Started by Baron Schroder in the late 19th century, and totally transformed after the 1980 storms by owner Nicky Macpherson, the Gardens are designed to frame the magnificent views of Skye and the surrounding hills.
Set in 20 acres, the Gardens encompass waterfalls, Monet bridges, meconopsis, bamboo, rhododendrons and candelabra primula reflected in dark pools. There are trees from all over the world, with over 2000 planted in the space of 20 years.
Sculptures are to be found in unexpected places, often hidden away in the foliage. The collection includes some particularly fine bronze specimens, among them a heron, crowned eagle, chameleon, cheetah, roe deer and wild boar.
From the drive and water gardens you are free to wander through the old Sunken garden, which looks out over a field of Highland cattle. Continuing through the Future Wood you pass the giant sundial and arrive at the Japanese garden, then the Old wood, old Rhododendron dell, Fernery, traditional Kitchen garden and plant sales, on to the Conservatory, with its eclectic collection of sub tropical plants, ending up at the DIY Tearoom/Café for some well earned refreshment : there is home baking, as well as books, magazines and a display of pictures and articles on the walls, depicting the development of the Gardens over the years.
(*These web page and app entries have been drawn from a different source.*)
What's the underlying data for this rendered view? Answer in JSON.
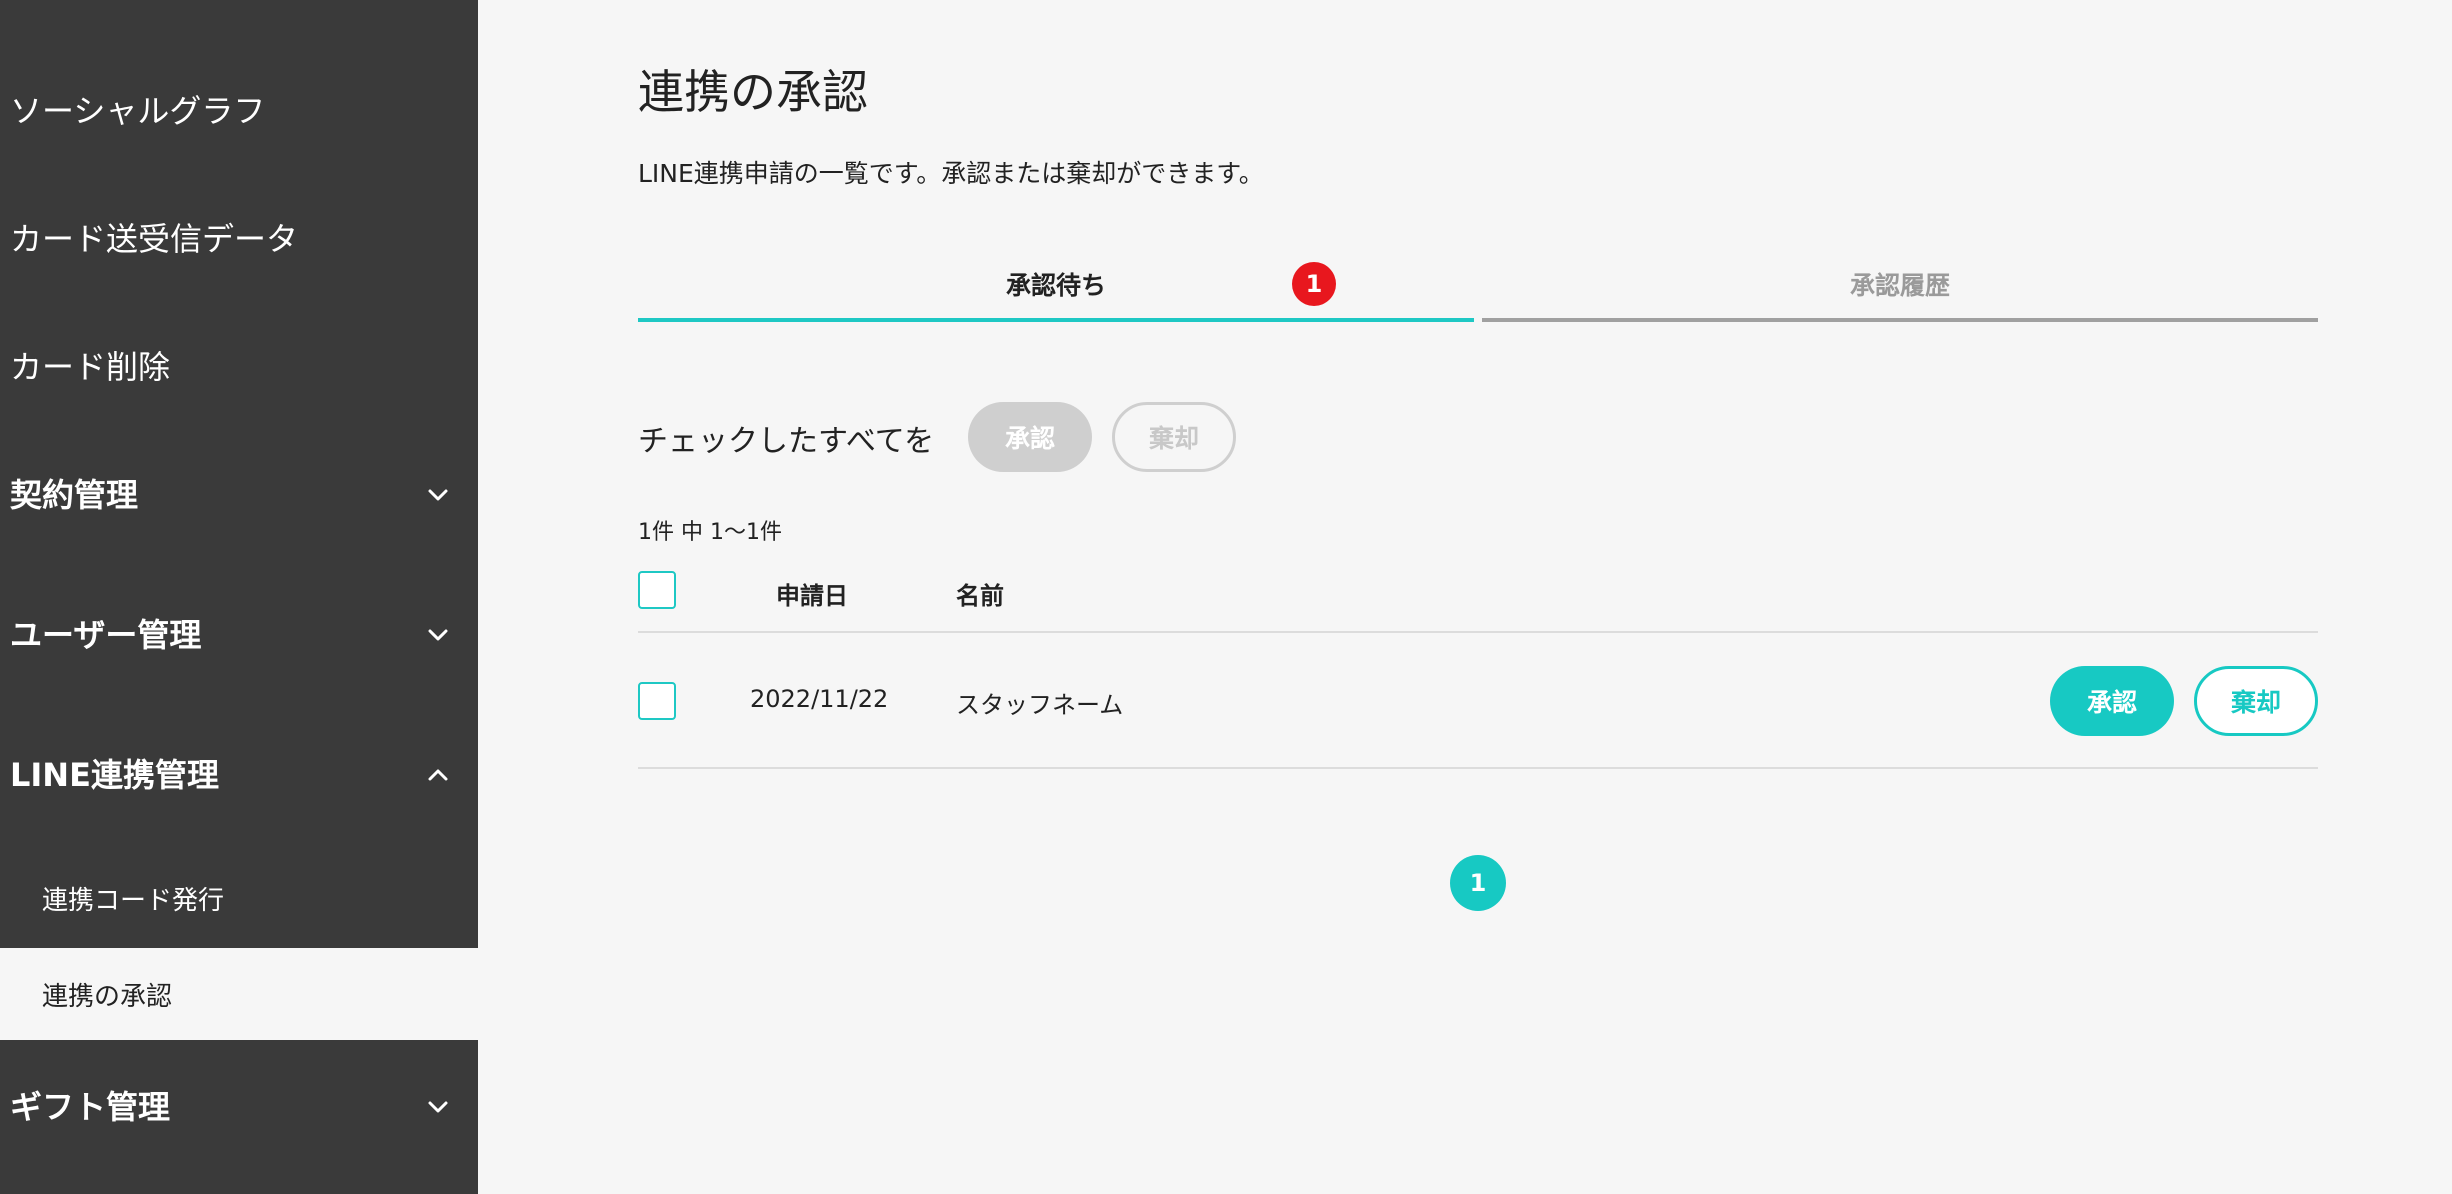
{
  "sidebar": {
    "items": [
      {
        "label": "ソーシャルグラフ"
      },
      {
        "label": "カード送受信データ"
      },
      {
        "label": "カード削除"
      },
      {
        "label": "契約管理"
      },
      {
        "label": "ユーザー管理"
      },
      {
        "label": "LINE連携管理"
      },
      {
        "label": "ギフト管理"
      }
    ],
    "sub_items": [
      {
        "label": "連携コード発行"
      },
      {
        "label": "連携の承認"
      }
    ]
  },
  "main": {
    "title": "連携の承認",
    "description": "LINE連携申請の一覧です。承認または棄却ができます。",
    "tabs": [
      {
        "label": "承認待ち",
        "badge": "1"
      },
      {
        "label": "承認履歴"
      }
    ],
    "bulk": {
      "label": "チェックしたすべてを",
      "approve_label": "承認",
      "reject_label": "棄却"
    },
    "result_count": "1件 中 1〜1件",
    "table": {
      "headers": {
        "date": "申請日",
        "name": "名前"
      },
      "rows": [
        {
          "date": "2022/11/22",
          "name": "スタッフネーム",
          "approve_label": "承認",
          "reject_label": "棄却"
        }
      ]
    },
    "pagination": {
      "current": "1"
    }
  },
  "colors": {
    "sidebar_bg": "#3a3a3a",
    "accent": "#17c9c3",
    "badge": "#e8171e",
    "background": "#f6f6f6"
  }
}
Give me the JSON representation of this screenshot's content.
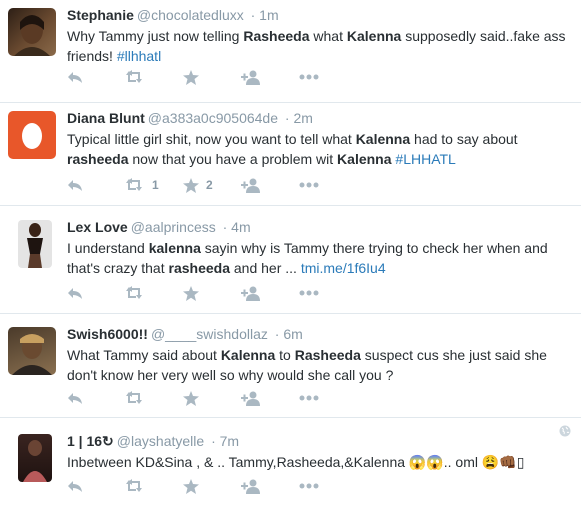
{
  "tweets": [
    {
      "name": "Stephanie",
      "handle": "@chocolatedluxx",
      "time": "· 1m",
      "segments": [
        {
          "t": "Why Tammy just now telling "
        },
        {
          "t": "Rasheeda",
          "b": true
        },
        {
          "t": " what "
        },
        {
          "t": "Kalenna",
          "b": true
        },
        {
          "t": " supposedly said..fake ass friends! "
        },
        {
          "t": "#llhhatl",
          "tag": true
        }
      ],
      "retweets": "",
      "favorites": "",
      "avatar_colors": [
        "#3b2a1e",
        "#6b4a2e"
      ]
    },
    {
      "name": "Diana Blunt",
      "handle": "@a383a0c905064de",
      "time": "· 2m",
      "segments": [
        {
          "t": "Typical little girl shit, now you want to tell what "
        },
        {
          "t": "Kalenna",
          "b": true
        },
        {
          "t": " had to say about "
        },
        {
          "t": "rasheeda",
          "b": true
        },
        {
          "t": " now that you have a problem wit "
        },
        {
          "t": "Kalenna",
          "b": true
        },
        {
          "t": " "
        },
        {
          "t": "#LHHATL",
          "tag": true
        }
      ],
      "retweets": "1",
      "favorites": "2",
      "avatar_colors": [
        "#e8572a",
        "#ffffff"
      ]
    },
    {
      "name": "Lex Love",
      "handle": "@aalprincess",
      "time": "· 4m",
      "segments": [
        {
          "t": "I understand "
        },
        {
          "t": "kalenna",
          "b": true
        },
        {
          "t": " sayin why is Tammy there trying to check her when and that's crazy that "
        },
        {
          "t": "rasheeda",
          "b": true
        },
        {
          "t": " and her ... "
        },
        {
          "t": "tmi.me/1f6Iu4",
          "link": true
        }
      ],
      "retweets": "",
      "favorites": "",
      "avatar_colors": [
        "#d8d8d8",
        "#3a2a22"
      ]
    },
    {
      "name": "Swish6000!!",
      "handle": "@____swishdollaz",
      "time": "· 6m",
      "segments": [
        {
          "t": "What Tammy said about "
        },
        {
          "t": "Kalenna",
          "b": true
        },
        {
          "t": " to "
        },
        {
          "t": "Rasheeda",
          "b": true
        },
        {
          "t": " suspect cus she just said she don't know her very well so why would she call you ?"
        }
      ],
      "retweets": "",
      "favorites": "",
      "avatar_colors": [
        "#4a3a2a",
        "#c8a060"
      ]
    },
    {
      "name": "1 | 16↻",
      "handle": "@layshatyelle",
      "time": "· 7m",
      "segments": [
        {
          "t": "Inbetween KD&Sina , & .. Tammy,Rasheeda,&Kalenna 😱😱.. oml 😩👊🏾▯"
        }
      ],
      "retweets": "",
      "favorites": "",
      "avatar_colors": [
        "#2a1a16",
        "#c86a6a"
      ]
    }
  ]
}
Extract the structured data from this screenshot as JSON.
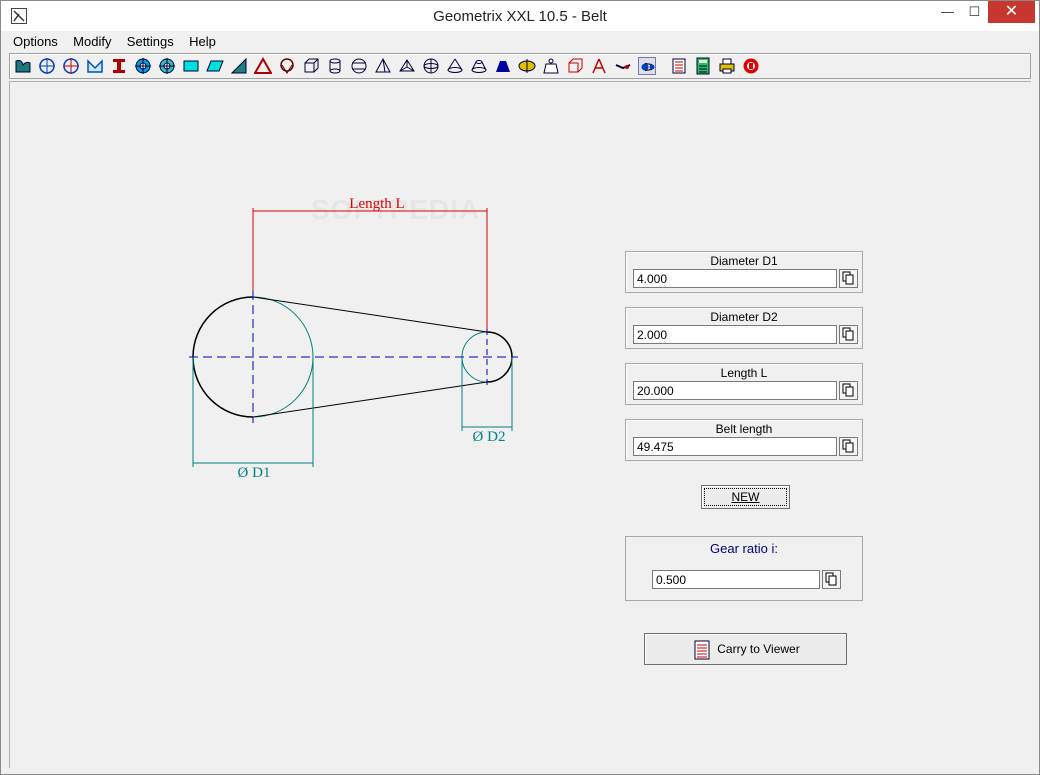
{
  "window": {
    "title": "Geometrix XXL 10.5 - Belt",
    "minimize": "—",
    "maximize": "☐",
    "close": "✕"
  },
  "menu": [
    "Options",
    "Modify",
    "Settings",
    "Help"
  ],
  "toolbar_icons": [
    "curve-shape-icon",
    "circle-crosshair-icon",
    "circle-crosshair-red-icon",
    "m-profile-icon",
    "i-beam-icon",
    "circle-target-icon",
    "gear-circle-icon",
    "rectangle-icon",
    "parallelogram-icon",
    "right-triangle-icon",
    "triangle-icon",
    "cone-top-icon",
    "cube-icon",
    "cylinder-icon",
    "barrel-icon",
    "pyramid-icon",
    "tetrahedron-icon",
    "sphere-icon",
    "cone-icon",
    "frustum-icon",
    "trapezoid-solid-icon",
    "ellipsoid-icon",
    "weight-icon",
    "cm3-icon",
    "compass-icon",
    "sword-icon",
    "belt-icon",
    "notebook-icon",
    "calculator-icon",
    "printer-icon",
    "exit-icon"
  ],
  "drawing": {
    "length_label": "Length L",
    "d1_label": "Ø  D1",
    "d2_label": "Ø  D2",
    "watermark": "SOFTPEDIA",
    "colors": {
      "belt": "#000000",
      "circle": "#008080",
      "length_dim": "#e00000",
      "center": "#0000c0",
      "dia_dim": "#008080"
    }
  },
  "fields": [
    {
      "label": "Diameter D1",
      "value": "4.000"
    },
    {
      "label": "Diameter D2",
      "value": "2.000"
    },
    {
      "label": "Length L",
      "value": "20.000"
    },
    {
      "label": "Belt length",
      "value": "49.475"
    }
  ],
  "new_button": "NEW",
  "gear": {
    "label": "Gear ratio i:",
    "value": "0.500"
  },
  "carry_button": "Carry to Viewer"
}
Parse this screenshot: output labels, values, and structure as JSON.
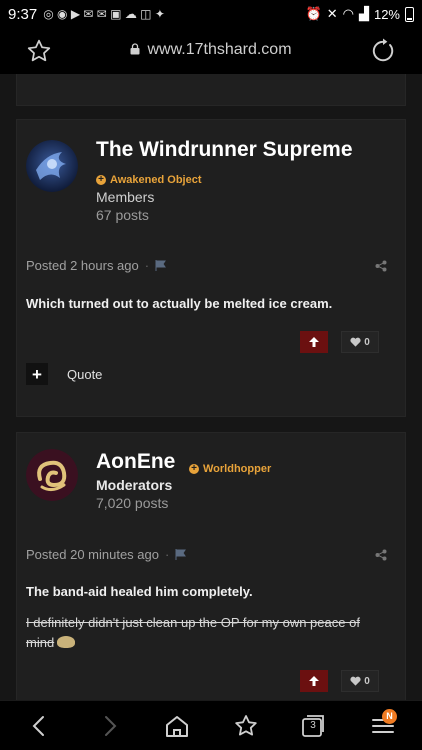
{
  "status": {
    "time": "9:37",
    "battery": "12%"
  },
  "browser": {
    "url": "www.17thshard.com"
  },
  "posts": [
    {
      "username": "The Windrunner Supreme",
      "badge": "Awakened Object",
      "group": "Members",
      "post_count": "67 posts",
      "posted": "Posted 2 hours ago",
      "body": "Which turned out to actually be melted ice cream.",
      "likes": "0",
      "quote_label": "Quote"
    },
    {
      "username": "AonEne",
      "badge": "Worldhopper",
      "group": "Moderators",
      "post_count": "7,020 posts",
      "posted": "Posted 20 minutes ago",
      "body": "The band-aid healed him completely.",
      "strike": "I definitely didn't just clean up the OP for my own peace of mind",
      "likes": "0"
    }
  ],
  "bottom_nav": {
    "notification_badge": "N",
    "tab_count": "3"
  },
  "colors": {
    "accent": "#e8a33a",
    "upvote": "#6b1010",
    "background": "#161616",
    "card": "#1f1f1f"
  }
}
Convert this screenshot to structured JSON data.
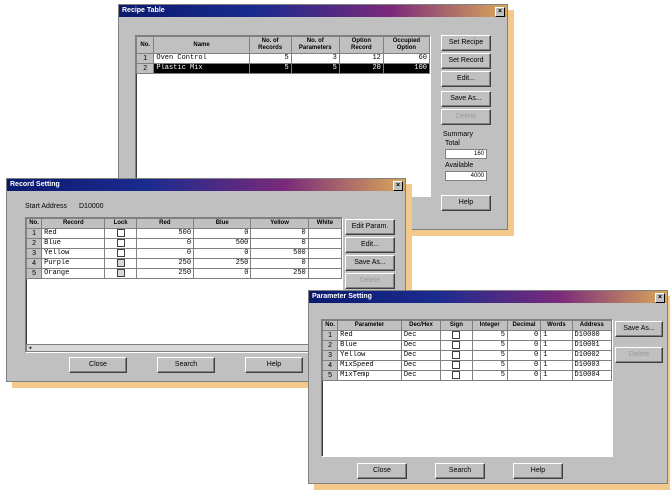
{
  "recipe_table": {
    "title": "Recipe Table",
    "columns": [
      "No.",
      "Name",
      "No. of Records",
      "No. of Parameters",
      "Option Record",
      "Occupied Option"
    ],
    "rows": [
      {
        "no": "1",
        "name": "Oven Control",
        "records": "5",
        "parameters": "3",
        "option": "12",
        "occupied": "60"
      },
      {
        "no": "2",
        "name": "Plastic Mix",
        "records": "5",
        "parameters": "5",
        "option": "20",
        "occupied": "100"
      }
    ],
    "buttons": {
      "set_recipe": "Set Recipe",
      "set_record": "Set Record",
      "edit": "Edit...",
      "save_as": "Save As...",
      "delete": "Delete",
      "help": "Help"
    },
    "summary": {
      "label": "Summary",
      "total_label": "Total",
      "total": "160",
      "available_label": "Available",
      "available": "4000"
    }
  },
  "record_setting": {
    "title": "Record Setting",
    "start_address_label": "Start Address",
    "start_address": "D10000",
    "columns": [
      "No.",
      "Record",
      "Lock",
      "Red",
      "Blue",
      "Yellow",
      "White"
    ],
    "rows": [
      {
        "no": "1",
        "record": "Red",
        "lock": false,
        "red": "500",
        "blue": "0",
        "yellow": "0"
      },
      {
        "no": "2",
        "record": "Blue",
        "lock": false,
        "red": "0",
        "blue": "500",
        "yellow": "0"
      },
      {
        "no": "3",
        "record": "Yellow",
        "lock": false,
        "red": "0",
        "blue": "0",
        "yellow": "500"
      },
      {
        "no": "4",
        "record": "Purple",
        "lock": true,
        "red": "250",
        "blue": "250",
        "yellow": "0"
      },
      {
        "no": "5",
        "record": "Orange",
        "lock": true,
        "red": "250",
        "blue": "0",
        "yellow": "250"
      }
    ],
    "buttons": {
      "edit_param": "Edit Param.",
      "edit": "Edit...",
      "save_as": "Save As...",
      "delete": "Delete",
      "close": "Close",
      "search": "Search",
      "help": "Help"
    }
  },
  "parameter_setting": {
    "title": "Parameter Setting",
    "columns": [
      "No.",
      "Parameter",
      "Dec/Hex",
      "Sign",
      "Integer",
      "Decimal",
      "Words",
      "Address"
    ],
    "rows": [
      {
        "no": "1",
        "parameter": "Red",
        "dechex": "Dec",
        "integer": "5",
        "decimal": "0",
        "words": "1",
        "address": "D10000"
      },
      {
        "no": "2",
        "parameter": "Blue",
        "dechex": "Dec",
        "integer": "5",
        "decimal": "0",
        "words": "1",
        "address": "D10001"
      },
      {
        "no": "3",
        "parameter": "Yellow",
        "dechex": "Dec",
        "integer": "5",
        "decimal": "0",
        "words": "1",
        "address": "D10002"
      },
      {
        "no": "4",
        "parameter": "MixSpeed",
        "dechex": "Dec",
        "integer": "5",
        "decimal": "0",
        "words": "1",
        "address": "D10003"
      },
      {
        "no": "5",
        "parameter": "MixTemp",
        "dechex": "Dec",
        "integer": "5",
        "decimal": "0",
        "words": "1",
        "address": "D10004"
      }
    ],
    "buttons": {
      "save_as": "Save As...",
      "delete": "Delete",
      "close": "Close",
      "search": "Search",
      "help": "Help"
    }
  },
  "colors": {
    "title_start": "#0a1a6e",
    "title_end": "#d9a85a",
    "shadow": "#f2c98a",
    "face": "#c0c0c0"
  }
}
The Gardens are situated on the A890 between Strathcarron and S. Strome, opposite the Attadale railway line, at a request stop. They are open from April to the end of October, closed Sundays. Entrance fees are Adult, £6.00; 65+, £4.00; Child, £1.00; Free to Wheelchair users; Dogs are welcome on short leads.